It will guide the provision of visitor facilities that will create exceptional experiences and directs fire management that will reduce risk to people, property and the environment, and maintain and enhance biodiversity.
Kangaroo Island is an important part of Creation Stories for the Ngarrindjeri, Kaurna and Narungga People. The First Nations groups’ ongoing cultural connection with Kangaroo Island will be shared and celebrated through the plan.
How has the draft plan been developed? Who was involved?
This draft plan was developed with input from technical specialists, First Nations groups, community leaders and interested members of the public. They contributed their views about the rebuild of visitor facilities following the 2019-20 bushfires through Reimagine Kangaroo Island and park management directions in a series of forums and meetings during 2020 and 2021.

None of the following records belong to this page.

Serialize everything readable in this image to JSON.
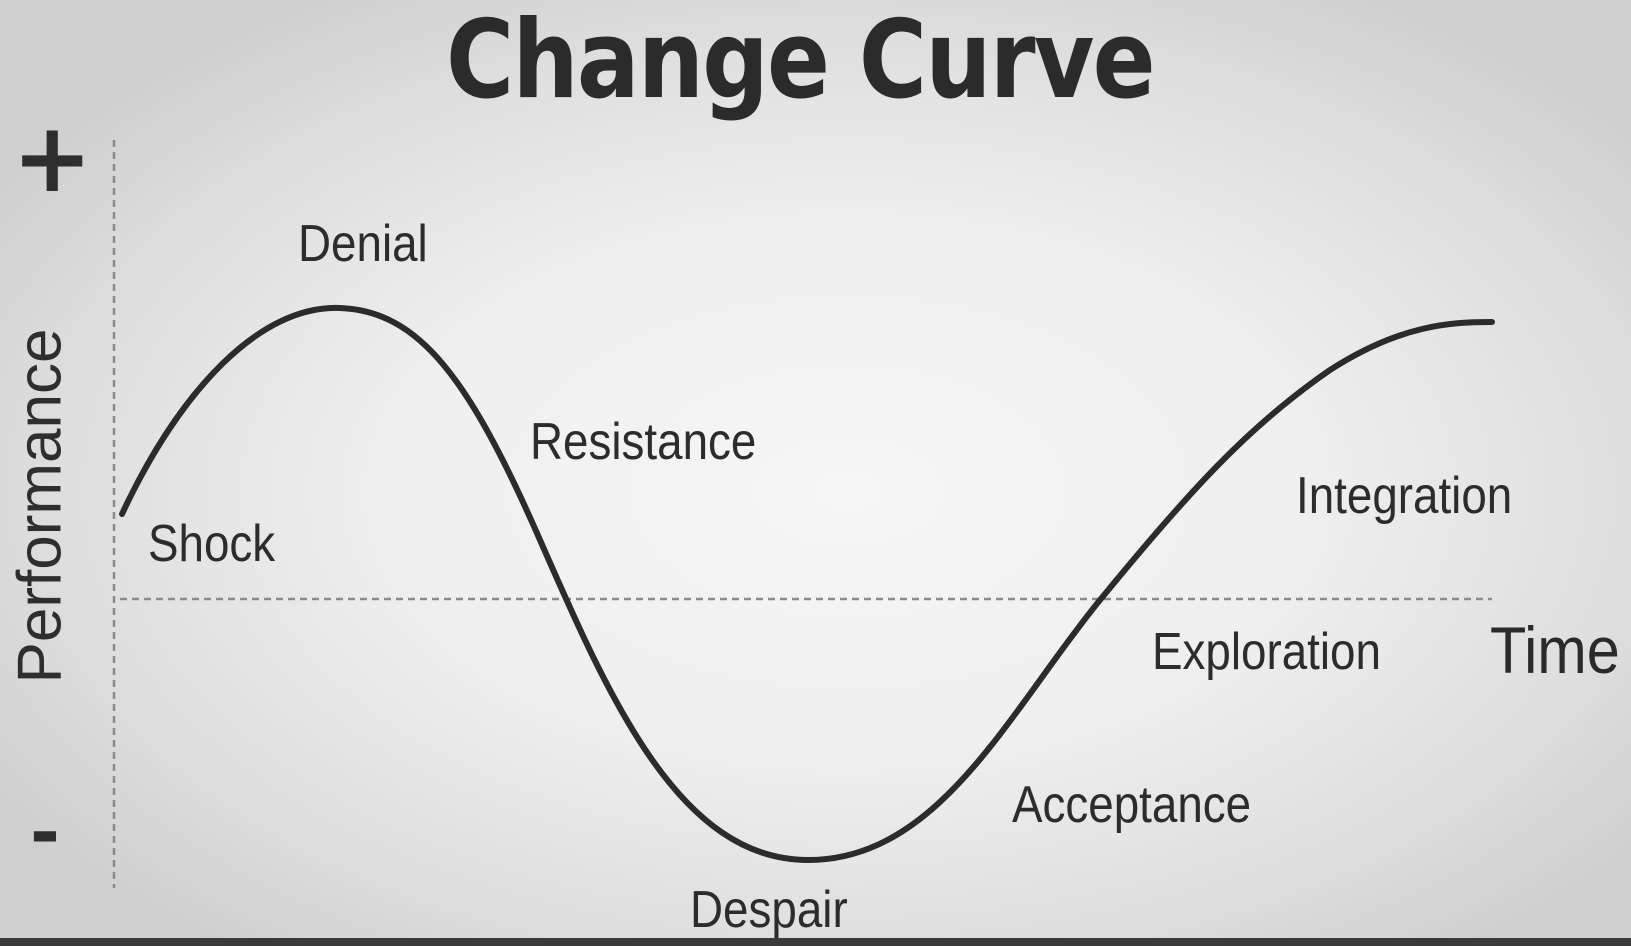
{
  "title": "Change Curve",
  "axes": {
    "y_label": "Performance",
    "y_top_sign": "+",
    "y_bottom_sign": "-",
    "x_label": "Time"
  },
  "stages": [
    {
      "id": "shock",
      "label": "Shock"
    },
    {
      "id": "denial",
      "label": "Denial"
    },
    {
      "id": "resistance",
      "label": "Resistance"
    },
    {
      "id": "despair",
      "label": "Despair"
    },
    {
      "id": "acceptance",
      "label": "Acceptance"
    },
    {
      "id": "exploration",
      "label": "Exploration"
    },
    {
      "id": "integration",
      "label": "Integration"
    }
  ],
  "colors": {
    "curve": "#2b2b2b",
    "axis_dashed": "#8a8a8a",
    "text": "#2a2a2a"
  }
}
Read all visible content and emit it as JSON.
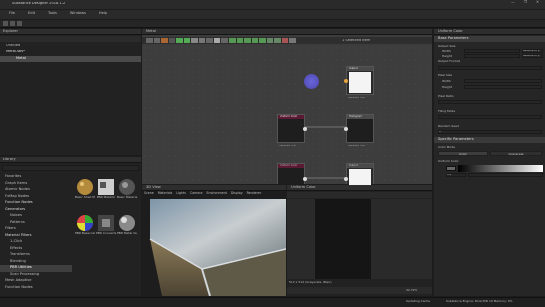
{
  "window": {
    "title": "Substance Designer 2018.1.2",
    "controls": [
      "—",
      "❐",
      "✕"
    ]
  },
  "menu": [
    "File",
    "Edit",
    "Tools",
    "Windows",
    "Help"
  ],
  "explorer": {
    "title": "Explorer",
    "items": [
      "Untitled",
      "Metal.sbs*",
      "Metal"
    ]
  },
  "graph": {
    "title": "Metal",
    "zoom": "1 Selected Item",
    "nodes": [
      {
        "title": "Output",
        "label": "512x512 - L8"
      },
      {
        "title": "Uniform Color",
        "label": "512x512 - L8"
      },
      {
        "title": "Histogram",
        "label": "512x512 - L8"
      },
      {
        "title": "Uniform Color",
        "label": ""
      },
      {
        "title": "Output",
        "label": ""
      }
    ]
  },
  "library": {
    "title": "Library",
    "search_placeholder": "Search",
    "tree": [
      "Favorites",
      "Graph Items",
      "Atomic Nodes",
      "FxMap Nodes",
      "Function Nodes",
      "Generators",
      "Noises",
      "Patterns",
      "Filters",
      "Material Filters",
      "1-Click",
      "Effects",
      "Transforms",
      "Blending",
      "PBR Utilities",
      "Scan Processing",
      "Mesh Adaptive",
      "Function Nodes"
    ],
    "thumbs": [
      "Basic Shad Metallic",
      "PBR Metallic",
      "Basic Material",
      "PBR Basecolor",
      "PBR Converter",
      "PBR Metal Velocity"
    ]
  },
  "view3d": {
    "title": "3D View",
    "menu": [
      "Scene",
      "Materials",
      "Lights",
      "Camera",
      "Environment",
      "Display",
      "Renderer"
    ]
  },
  "view2d": {
    "title": "Uniform Color",
    "status": "512 x 512 (Grayscale, 8bpc)",
    "zoom": "32.72%"
  },
  "properties": {
    "title": "Uniform Color",
    "sections": [
      {
        "name": "Base Parameters",
        "rows": [
          "Output Size",
          "Width",
          "Height",
          "Output Format",
          "Pixel Size",
          "Width",
          "Height",
          "Pixel Ratio",
          "Tiling Mode",
          "Random Seed"
        ],
        "values": {
          "width": "Relative to p",
          "height": "Relative to p",
          "seed": "0"
        }
      },
      {
        "name": "Specific Parameters",
        "rows": [
          "Color Mode",
          "Uniform Color"
        ],
        "modes": [
          "Color",
          "Grayscale"
        ],
        "value": "0.4"
      }
    ]
  },
  "status_bar": {
    "left": "Updating Cache",
    "right": "Substance Engine: Direct3D 10  Memory: 0%"
  },
  "colors": {
    "accent": "#2f7bc3",
    "node_purple": "#5a1a34",
    "node_gray": "#2a2a2a",
    "cursor": "#5d58c8"
  }
}
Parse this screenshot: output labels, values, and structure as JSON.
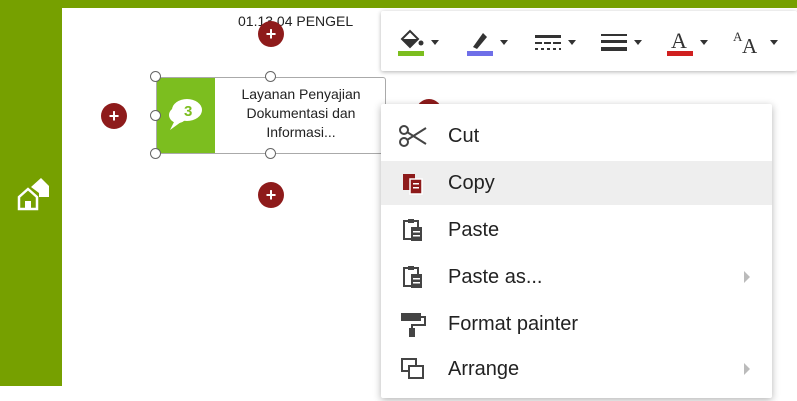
{
  "diagram": {
    "title_text": "01.13.04 PENGEL",
    "node": {
      "text": "Layanan Penyajian Dokumentasi dan Informasi..."
    }
  },
  "toolbar": {
    "buttons": [
      {
        "icon": "fill-color-icon"
      },
      {
        "icon": "line-color-icon"
      },
      {
        "icon": "line-style-icon"
      },
      {
        "icon": "line-width-icon"
      },
      {
        "icon": "font-color-icon",
        "label": "A"
      },
      {
        "icon": "font-size-icon",
        "label": "AA"
      }
    ]
  },
  "context_menu": {
    "items": [
      {
        "label": "Cut",
        "icon": "scissors-icon"
      },
      {
        "label": "Copy",
        "icon": "copy-icon"
      },
      {
        "label": "Paste",
        "icon": "paste-icon"
      },
      {
        "label": "Paste as...",
        "icon": "paste-as-icon"
      },
      {
        "label": "Format painter",
        "icon": "paint-roller-icon"
      },
      {
        "label": "Arrange",
        "icon": "arrange-icon"
      }
    ]
  },
  "colors": {
    "sidebar": "#76a000",
    "node_icon_bg": "#7cbe1f",
    "add_button": "#8e1b1b",
    "fill_swatch": "#7cbe1f",
    "line_swatch": "#6f6fe8",
    "font_swatch": "#d02020"
  }
}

Which parks are included?
The following 15 parks are included in the draft plan:
What is contained in the plan?
The plan is centered around six management themes, addressing the most important issues for the protected areas. Within each of these themes the draft plan identifies objectives and specific strategies that will be implemented to achieve them.
The six management themes are:
Theme 1: Conserving wildlife and ecosystems
Theme 2: Maintaining wilderness quality
Theme 3: Creating exceptional visitor experiences
Theme 4: Managing fire
Theme 5: Conserving cave and karst features and palaeontological sites
Theme 6: Celebrating cultural heritage and history
What does the plan say about development in the park?
Following the 2019-20 bushfires, opportunities to rebuild and enhance visitor experiences have been identified that are ecologically sensitive and better manage increased visitor numbers.
The reconstruction of burnt facilities and establishment of new ones is planned for the next 10 years and these facilities will be designed flexibly to adapt to accommodate future growth beyond this timeframe.
The plan designates visitor use zones at specific locations where facilities will be located.
When will the management plan be finalised?
At the conclusion of the 3-month consultation period the feedback received will be collated and analysed and used in the development of the final plan. The consultation report, analysis of feedback, and final plan will be submitted to the Parks and Wilderness Council for advice before being submitted to the Minister for Environment and Water for adoption in 2022.
What happens to the existing management plans when the new one is finalised?
Once the final plan is adopted by the Minister for Environment and Water it will replace the following existing plans and amendments:
How can I have a say on the draft plan?
You can have your say by: